Update, September 16, 2011: The Acid3 test has been updated to drop the tests that weren’t relevant to modern browsers and standards, so any version of Firefox going back to — and including — Firefox 4 will show as scoring 100. Thanks to the authors for updating the test. Original article follows.
Acid3 was a test written by Ian Hickson in 2008 that tests a limited selection of web browser features, and assigns a score from 0 to 100, depending on which features are supported.
Every once in a while — especially around the time of an upcoming new release — people argue that Firefox isn’t standards compliant, since it doesn’t score 100 on this test, but has been scoring 97 for quite a while, and will probably never implement what’s required to reach a score of 100.
Here’s why, explained by Mozilla engineer Boris Zbarsky, from a comment on Slashdot, and reposted with permission — emphasis added by me:
Those remaining 3 points are SVG Fonts.
Opera and Webkit implemented (very brokenly, in at least Opera’s case) a small subset of SVG 1.1 Fonts; basically just enough to pass Acid3.
We don’t particularly want to do that small subset in Gecko, since it gives no benefits to authors or users over the existing downloadable font support (beyond the brownie points on Acid3).
On the other hand, support for the full specification in a UA that also supports HTML is… very difficult.
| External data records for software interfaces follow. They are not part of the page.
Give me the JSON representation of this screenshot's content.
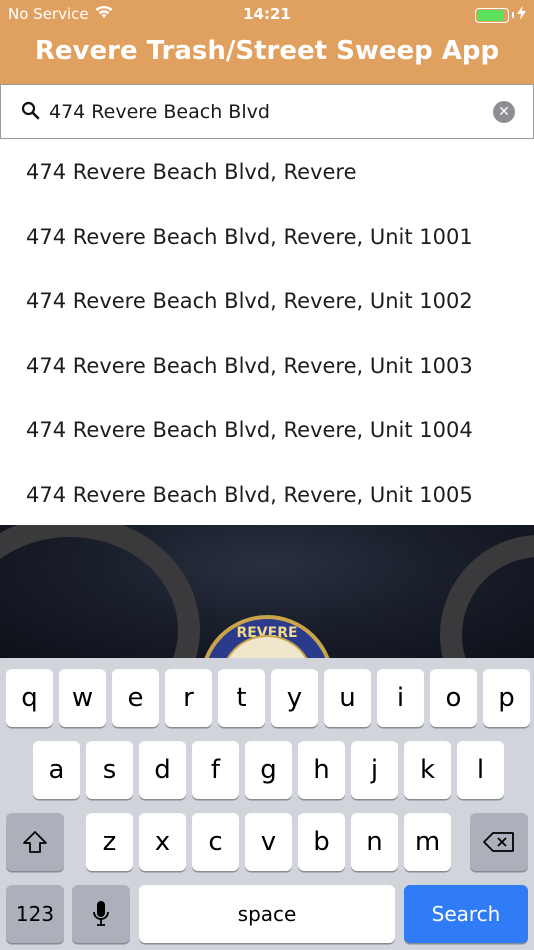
{
  "status_bar": {
    "carrier": "No Service",
    "time": "14:21",
    "battery_level": 0.9,
    "wifi_icon": "wifi-icon",
    "charging_icon": "bolt-icon"
  },
  "header": {
    "title": "Revere Trash/Street Sweep App"
  },
  "search": {
    "value": "474 Revere Beach Blvd",
    "clear_symbol": "✕"
  },
  "suggestions": [
    "474 Revere Beach Blvd, Revere",
    "474 Revere Beach Blvd, Revere, Unit 1001",
    "474 Revere Beach Blvd, Revere, Unit 1002",
    "474 Revere Beach Blvd, Revere, Unit 1003",
    "474 Revere Beach Blvd, Revere, Unit 1004",
    "474 Revere Beach Blvd, Revere, Unit 1005"
  ],
  "seal": {
    "text": "REVERE"
  },
  "keyboard": {
    "row1": [
      "q",
      "w",
      "e",
      "r",
      "t",
      "y",
      "u",
      "i",
      "o",
      "p"
    ],
    "row2": [
      "a",
      "s",
      "d",
      "f",
      "g",
      "h",
      "j",
      "k",
      "l"
    ],
    "row3": [
      "z",
      "x",
      "c",
      "v",
      "b",
      "n",
      "m"
    ],
    "numbers_label": "123",
    "space_label": "space",
    "search_label": "Search",
    "colors": {
      "search_key": "#2f7cf6",
      "header": "#E0A060"
    }
  }
}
SVG fonts are just not designed with integration with HTML in mind. Once you put an
<iframe>in a glyph, all sorts of issues arise — both in terms of the spec being under-defined and in terms of the behavior being very difficult to implement, no matter what the spec said.
At this point, the SVG working group has decided that SVG Fonts will no longer be a core part of SVG but will be a separate specification, and that it might need some serious work if anyone is ever to implement it in full.
Related, Robert O’Callahan has a post on why not implementing features is hard, and why it’s sometimes even important. In other words, the WOFF font standard is more appropriate, works in more browsers, and is a better way to handle custom font support in browsers. Implementing just enough of the standard to pass a test is disingenuous, and has nothing to do with standards compliance. Acid3 was useful at the time to give the general public a way to see where some of the browsers were falling down expressed as a simple numerical rating — but nearly three years later, with all the major browsers supporting these features, it’s not really relevant anymore.
The next time someone posts a comment about how Firefox still doesn’t score 100 on Acid3, please link them to this article. I wrote this post since there isn’t a highly ranked piece on this if you search for “Firefox Acid3,” and there should be. Hopefully my site’s search engine ranking can be useful for something.